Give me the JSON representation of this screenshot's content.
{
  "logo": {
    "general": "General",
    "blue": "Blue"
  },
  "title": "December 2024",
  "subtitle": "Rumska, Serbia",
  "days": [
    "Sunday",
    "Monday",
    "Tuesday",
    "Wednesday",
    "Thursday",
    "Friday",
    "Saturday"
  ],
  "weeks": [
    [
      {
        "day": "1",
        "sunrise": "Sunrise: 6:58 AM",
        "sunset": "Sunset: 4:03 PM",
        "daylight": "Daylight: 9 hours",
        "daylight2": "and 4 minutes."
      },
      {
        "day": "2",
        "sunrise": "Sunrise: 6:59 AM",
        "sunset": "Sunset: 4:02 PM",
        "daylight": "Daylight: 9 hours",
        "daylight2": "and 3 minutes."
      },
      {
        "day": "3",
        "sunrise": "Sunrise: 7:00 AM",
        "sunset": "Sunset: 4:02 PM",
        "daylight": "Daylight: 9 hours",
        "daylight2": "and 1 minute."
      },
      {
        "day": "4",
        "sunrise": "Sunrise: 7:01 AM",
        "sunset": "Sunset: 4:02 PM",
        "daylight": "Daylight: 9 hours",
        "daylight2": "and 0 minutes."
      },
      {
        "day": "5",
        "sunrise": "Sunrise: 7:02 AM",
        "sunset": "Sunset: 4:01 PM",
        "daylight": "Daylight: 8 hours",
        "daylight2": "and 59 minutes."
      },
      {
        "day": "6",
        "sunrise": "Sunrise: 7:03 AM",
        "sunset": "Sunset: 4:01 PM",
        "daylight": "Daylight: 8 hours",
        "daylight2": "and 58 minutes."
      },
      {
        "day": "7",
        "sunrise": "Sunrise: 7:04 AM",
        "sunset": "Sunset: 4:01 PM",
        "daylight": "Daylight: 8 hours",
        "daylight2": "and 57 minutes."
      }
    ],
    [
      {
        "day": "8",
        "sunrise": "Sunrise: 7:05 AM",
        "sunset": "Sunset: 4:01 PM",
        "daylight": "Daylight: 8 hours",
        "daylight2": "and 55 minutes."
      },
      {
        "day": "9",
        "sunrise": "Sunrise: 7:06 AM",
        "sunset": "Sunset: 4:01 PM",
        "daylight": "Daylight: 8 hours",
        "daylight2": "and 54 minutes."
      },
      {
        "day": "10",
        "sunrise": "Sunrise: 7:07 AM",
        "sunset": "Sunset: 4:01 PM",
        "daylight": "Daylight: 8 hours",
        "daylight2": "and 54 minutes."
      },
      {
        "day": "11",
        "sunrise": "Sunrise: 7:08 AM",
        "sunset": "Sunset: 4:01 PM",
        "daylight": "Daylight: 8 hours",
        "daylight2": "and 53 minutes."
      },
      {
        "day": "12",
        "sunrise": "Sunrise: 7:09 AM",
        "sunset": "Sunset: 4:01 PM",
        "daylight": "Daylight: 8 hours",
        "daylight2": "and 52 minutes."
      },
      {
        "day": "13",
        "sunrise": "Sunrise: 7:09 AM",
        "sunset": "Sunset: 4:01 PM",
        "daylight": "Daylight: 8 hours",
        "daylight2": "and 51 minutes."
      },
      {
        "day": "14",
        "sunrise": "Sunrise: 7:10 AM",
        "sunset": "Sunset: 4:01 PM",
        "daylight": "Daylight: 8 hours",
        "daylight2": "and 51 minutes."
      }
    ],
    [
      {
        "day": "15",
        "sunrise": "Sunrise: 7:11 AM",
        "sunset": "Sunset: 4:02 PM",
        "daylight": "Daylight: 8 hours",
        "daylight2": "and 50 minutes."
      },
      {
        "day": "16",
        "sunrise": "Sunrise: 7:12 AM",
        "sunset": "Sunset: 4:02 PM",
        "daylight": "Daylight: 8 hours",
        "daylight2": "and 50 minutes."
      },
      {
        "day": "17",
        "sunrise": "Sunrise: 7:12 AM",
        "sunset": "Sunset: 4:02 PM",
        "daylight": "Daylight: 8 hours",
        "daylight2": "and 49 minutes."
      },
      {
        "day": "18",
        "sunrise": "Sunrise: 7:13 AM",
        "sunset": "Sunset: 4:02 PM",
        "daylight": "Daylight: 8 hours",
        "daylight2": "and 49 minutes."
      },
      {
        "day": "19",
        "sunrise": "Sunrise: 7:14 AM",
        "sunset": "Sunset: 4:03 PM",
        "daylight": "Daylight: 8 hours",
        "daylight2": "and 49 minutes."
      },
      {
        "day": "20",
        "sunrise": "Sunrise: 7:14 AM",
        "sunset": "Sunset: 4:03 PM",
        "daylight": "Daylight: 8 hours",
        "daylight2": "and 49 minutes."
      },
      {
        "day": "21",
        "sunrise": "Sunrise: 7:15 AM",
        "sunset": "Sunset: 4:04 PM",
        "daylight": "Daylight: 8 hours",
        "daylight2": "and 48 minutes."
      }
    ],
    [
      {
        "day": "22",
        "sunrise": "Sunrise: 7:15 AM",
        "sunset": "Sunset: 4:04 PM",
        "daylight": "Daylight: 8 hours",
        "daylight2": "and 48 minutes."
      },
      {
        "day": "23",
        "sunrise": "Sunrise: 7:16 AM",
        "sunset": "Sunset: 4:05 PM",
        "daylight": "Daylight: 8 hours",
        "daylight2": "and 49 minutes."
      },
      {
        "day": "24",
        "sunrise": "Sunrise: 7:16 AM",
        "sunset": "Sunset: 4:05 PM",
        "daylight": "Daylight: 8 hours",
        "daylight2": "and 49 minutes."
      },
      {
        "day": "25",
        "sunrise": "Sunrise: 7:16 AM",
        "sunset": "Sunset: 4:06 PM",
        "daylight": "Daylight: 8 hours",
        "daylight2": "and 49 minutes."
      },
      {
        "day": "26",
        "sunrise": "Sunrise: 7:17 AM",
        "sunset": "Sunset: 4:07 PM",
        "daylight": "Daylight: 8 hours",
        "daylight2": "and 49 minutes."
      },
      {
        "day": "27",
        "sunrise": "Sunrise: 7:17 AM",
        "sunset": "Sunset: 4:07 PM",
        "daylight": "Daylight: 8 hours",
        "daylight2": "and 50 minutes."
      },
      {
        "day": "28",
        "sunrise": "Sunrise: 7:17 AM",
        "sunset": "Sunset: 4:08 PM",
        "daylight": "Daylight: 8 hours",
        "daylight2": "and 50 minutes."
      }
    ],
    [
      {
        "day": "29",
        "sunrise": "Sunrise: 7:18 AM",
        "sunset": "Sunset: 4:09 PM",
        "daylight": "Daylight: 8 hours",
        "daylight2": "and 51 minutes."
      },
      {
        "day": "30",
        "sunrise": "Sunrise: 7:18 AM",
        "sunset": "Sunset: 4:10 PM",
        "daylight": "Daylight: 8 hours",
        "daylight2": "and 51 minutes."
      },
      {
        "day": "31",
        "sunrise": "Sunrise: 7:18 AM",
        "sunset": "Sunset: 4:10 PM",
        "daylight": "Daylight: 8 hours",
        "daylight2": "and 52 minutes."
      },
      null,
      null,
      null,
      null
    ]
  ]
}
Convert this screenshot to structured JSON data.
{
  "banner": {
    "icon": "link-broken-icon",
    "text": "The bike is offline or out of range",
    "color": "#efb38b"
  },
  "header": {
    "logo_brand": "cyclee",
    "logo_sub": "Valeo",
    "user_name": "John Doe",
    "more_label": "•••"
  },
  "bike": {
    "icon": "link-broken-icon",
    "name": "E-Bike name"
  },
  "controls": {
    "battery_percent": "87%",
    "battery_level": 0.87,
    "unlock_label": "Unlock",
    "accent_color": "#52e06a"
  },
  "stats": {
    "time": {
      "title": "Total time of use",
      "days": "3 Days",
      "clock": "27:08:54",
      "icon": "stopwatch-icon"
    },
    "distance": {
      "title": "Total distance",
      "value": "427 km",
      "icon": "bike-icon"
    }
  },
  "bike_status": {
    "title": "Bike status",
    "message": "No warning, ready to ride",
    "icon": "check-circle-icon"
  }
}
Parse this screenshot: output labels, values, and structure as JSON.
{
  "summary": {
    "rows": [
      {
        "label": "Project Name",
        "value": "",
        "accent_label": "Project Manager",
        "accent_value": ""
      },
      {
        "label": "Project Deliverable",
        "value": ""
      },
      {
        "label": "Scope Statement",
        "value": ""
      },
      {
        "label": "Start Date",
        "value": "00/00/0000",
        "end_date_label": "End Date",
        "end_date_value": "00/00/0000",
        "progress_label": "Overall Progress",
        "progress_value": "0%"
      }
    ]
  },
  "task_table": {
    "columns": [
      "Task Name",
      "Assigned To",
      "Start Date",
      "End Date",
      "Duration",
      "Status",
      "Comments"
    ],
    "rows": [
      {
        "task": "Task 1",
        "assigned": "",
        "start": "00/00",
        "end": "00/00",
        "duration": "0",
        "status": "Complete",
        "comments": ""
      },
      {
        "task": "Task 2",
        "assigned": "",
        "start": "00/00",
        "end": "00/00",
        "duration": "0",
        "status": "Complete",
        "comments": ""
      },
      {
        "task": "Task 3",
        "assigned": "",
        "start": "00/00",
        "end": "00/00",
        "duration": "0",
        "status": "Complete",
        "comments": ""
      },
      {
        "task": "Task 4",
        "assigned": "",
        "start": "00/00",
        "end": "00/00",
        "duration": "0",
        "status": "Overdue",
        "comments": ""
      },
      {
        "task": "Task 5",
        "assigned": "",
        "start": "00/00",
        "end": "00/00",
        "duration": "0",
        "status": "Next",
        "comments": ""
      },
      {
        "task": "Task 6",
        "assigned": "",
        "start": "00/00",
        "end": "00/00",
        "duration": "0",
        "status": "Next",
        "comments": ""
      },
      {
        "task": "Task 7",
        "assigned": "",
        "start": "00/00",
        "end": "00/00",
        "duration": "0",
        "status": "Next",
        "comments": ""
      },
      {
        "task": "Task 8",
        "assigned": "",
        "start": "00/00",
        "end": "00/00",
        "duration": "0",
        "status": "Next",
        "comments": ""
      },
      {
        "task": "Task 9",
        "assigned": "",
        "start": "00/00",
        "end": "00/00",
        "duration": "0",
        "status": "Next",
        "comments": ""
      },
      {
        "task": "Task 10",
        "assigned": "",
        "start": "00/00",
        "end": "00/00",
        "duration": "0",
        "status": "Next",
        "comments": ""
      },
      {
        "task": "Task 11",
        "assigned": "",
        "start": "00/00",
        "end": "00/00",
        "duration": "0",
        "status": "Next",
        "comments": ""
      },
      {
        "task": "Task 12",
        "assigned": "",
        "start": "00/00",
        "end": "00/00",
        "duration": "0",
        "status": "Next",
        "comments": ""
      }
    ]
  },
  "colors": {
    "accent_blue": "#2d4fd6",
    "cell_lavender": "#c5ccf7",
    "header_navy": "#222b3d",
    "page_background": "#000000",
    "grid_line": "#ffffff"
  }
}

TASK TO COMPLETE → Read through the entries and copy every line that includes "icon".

TASK RESULT →
    "icon": "link-broken-icon",
    "icon": "link-broken-icon",
      "icon": "stopwatch-icon"
      "icon": "bike-icon"
    "icon": "check-circle-icon"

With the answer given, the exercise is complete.